In 2019, Whalen and Carroll applied for the patient care services IDEA Grant and started working with Hiyam Nadel, MBA, CCG, RN. Nadel is the patient care services director for innovations and care delivery at the hospital. Their innovation, the Blood Shield Transfer device, won the $5,000 grant that propelled them to continue. Nadel also helped navigate the pair through various prototypes, working with engineers and patent attorneys.
Matthew Beatty, a senior research and design engineer at the hospital’s Tearney Lab, helped with fine-tuning the device. In all, it took more than 10 prototypes. One of the last steps: End-user testing among PICU nurses, who said the new device was easily integrated into their current workflow because of the intuitive design.
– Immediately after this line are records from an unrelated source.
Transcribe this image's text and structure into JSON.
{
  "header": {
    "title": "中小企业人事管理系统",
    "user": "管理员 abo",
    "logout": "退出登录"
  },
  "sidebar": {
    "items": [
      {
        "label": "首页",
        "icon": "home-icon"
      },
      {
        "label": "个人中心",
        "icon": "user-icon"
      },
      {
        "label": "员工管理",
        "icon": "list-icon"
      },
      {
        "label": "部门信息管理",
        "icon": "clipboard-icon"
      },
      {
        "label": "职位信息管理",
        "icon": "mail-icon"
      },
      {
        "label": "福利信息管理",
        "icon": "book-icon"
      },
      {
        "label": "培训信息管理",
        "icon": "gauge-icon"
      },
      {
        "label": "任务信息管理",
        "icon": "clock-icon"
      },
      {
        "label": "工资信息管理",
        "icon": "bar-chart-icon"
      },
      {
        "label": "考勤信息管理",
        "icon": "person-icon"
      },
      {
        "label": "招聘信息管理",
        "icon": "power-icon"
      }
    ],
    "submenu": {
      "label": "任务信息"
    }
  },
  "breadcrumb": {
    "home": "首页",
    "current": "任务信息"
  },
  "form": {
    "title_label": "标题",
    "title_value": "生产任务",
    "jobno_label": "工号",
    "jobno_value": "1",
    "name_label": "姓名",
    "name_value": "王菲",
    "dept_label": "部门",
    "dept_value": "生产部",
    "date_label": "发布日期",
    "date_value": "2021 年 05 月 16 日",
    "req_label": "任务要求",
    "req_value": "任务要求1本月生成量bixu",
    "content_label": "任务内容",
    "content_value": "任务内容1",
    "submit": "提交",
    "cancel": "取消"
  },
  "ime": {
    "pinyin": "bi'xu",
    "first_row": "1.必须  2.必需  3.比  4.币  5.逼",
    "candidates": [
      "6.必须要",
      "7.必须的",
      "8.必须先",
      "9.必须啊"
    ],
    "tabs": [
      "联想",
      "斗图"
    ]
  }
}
Whalen had plenty of guidance along the way. She is quick to lend praise for Mass General Brigham Innovation associate director of business development and licensing Dan Currie who helped her file an Innovation Disclosure Form, one of the first steps in the process, and he was also instrumental in filing the provisional patent for the device in 2020. A final patent was filed in fall 2021. Patents protect discovery throughout the process.
Hats off, too, to Nat Sims, MD, a MGfC anesthesiologist and Newbower & Eitan MGH endowed chair in biomedical technology innovation, who provided guidance in the world of innovation. “Working with Kim, Ryan, Hiyam, and Matt has been a highlight of my 40-plus year career at MGH,” said Sims. “Our famous culture of innovation and collegiality in forming self-organizing multidisciplinary teams that strive for improvements in patient and workforce safety is exemplified by this group and assisting with the special needs of pediatric patients is especially rewarding.”
The Blood Shield Transfer was first hatched in September 2018, and after fits and starts (mostly because of coronavirus), it moved from prototypes to the front doors of a device manufacturer this year. The 4-year journey is not atypical for developing an innovation.
“The innovation process is a long road,” Whalen admits. “It’s a roller coaster. You get all excited about something you’re doing and all of a sudden it seems like it (the innovation) does not go forward. But then another opportunity arises, and it does.”
“MGH and Mass General Brigham Innovation are providing support to nurses to explore different avenues, including innovation, which is not available for nurses at other institutions. They provide opportunities to nurses to collaborate with doctors—something nurses were often shut out of. There had never been a path for nurses to innovate. Doctors have always had the natural path to innovation, but nurses never did.”